  • Building Trust and Rapport: Trust is the foundation of any strong team. Leaders who actively engage with their team members, ask questions, and demonstrate a genuine interest in their well-being can build stronger trust and rapport, and do it more quickly than a blanket approach to communication. When team members feel heard and understood, they are more likely to trust their leaders, collaborate effectively, and remain committed to your – and your businesses – goals.
  • The Opportunity to Learn and Grow: While ‘the Golden Rule’ offers a simple approach to communication and leadership, ‘treat others how you want to be treated’ falls short in today’s diverse work environment. Effective leaders recognize the importance of listening, asking questions, and understanding the individual nature of their team members. They also benefit from having other views shared and crucially, have the opportunity to CHANGE their views based on new information.

So, leaders, remember: It’s not just about treating others as you would like to be treated; it’s about treating others as THEY want to be treated.
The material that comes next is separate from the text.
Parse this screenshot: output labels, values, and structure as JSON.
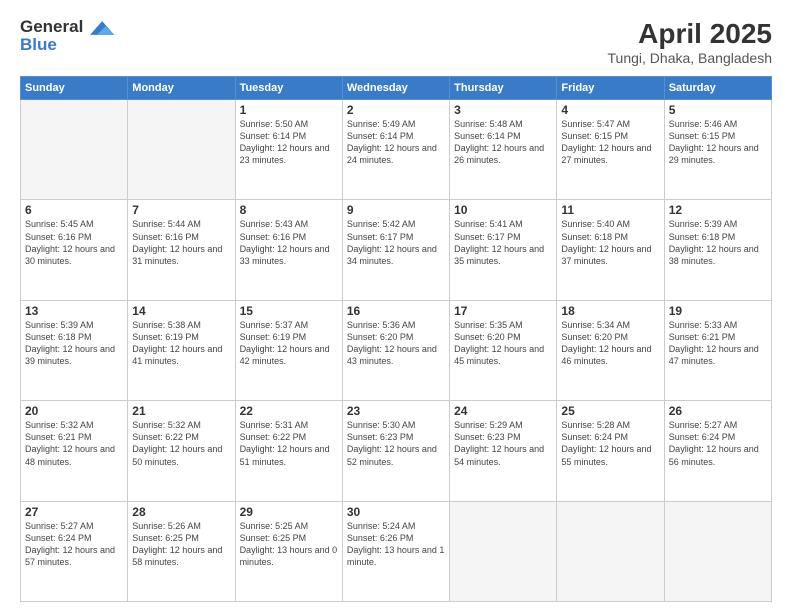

One word – and thought – from you can make all of the difference.

Looking to Transform Your Leaders and Treat others How They Want To Be Treated?

Developing Leaders offers a range of Executive Leadership Coaching, Leadership programs and Leadership and Team workshops that can provide you with the practical communication skills to treat others how THEY want to be treated.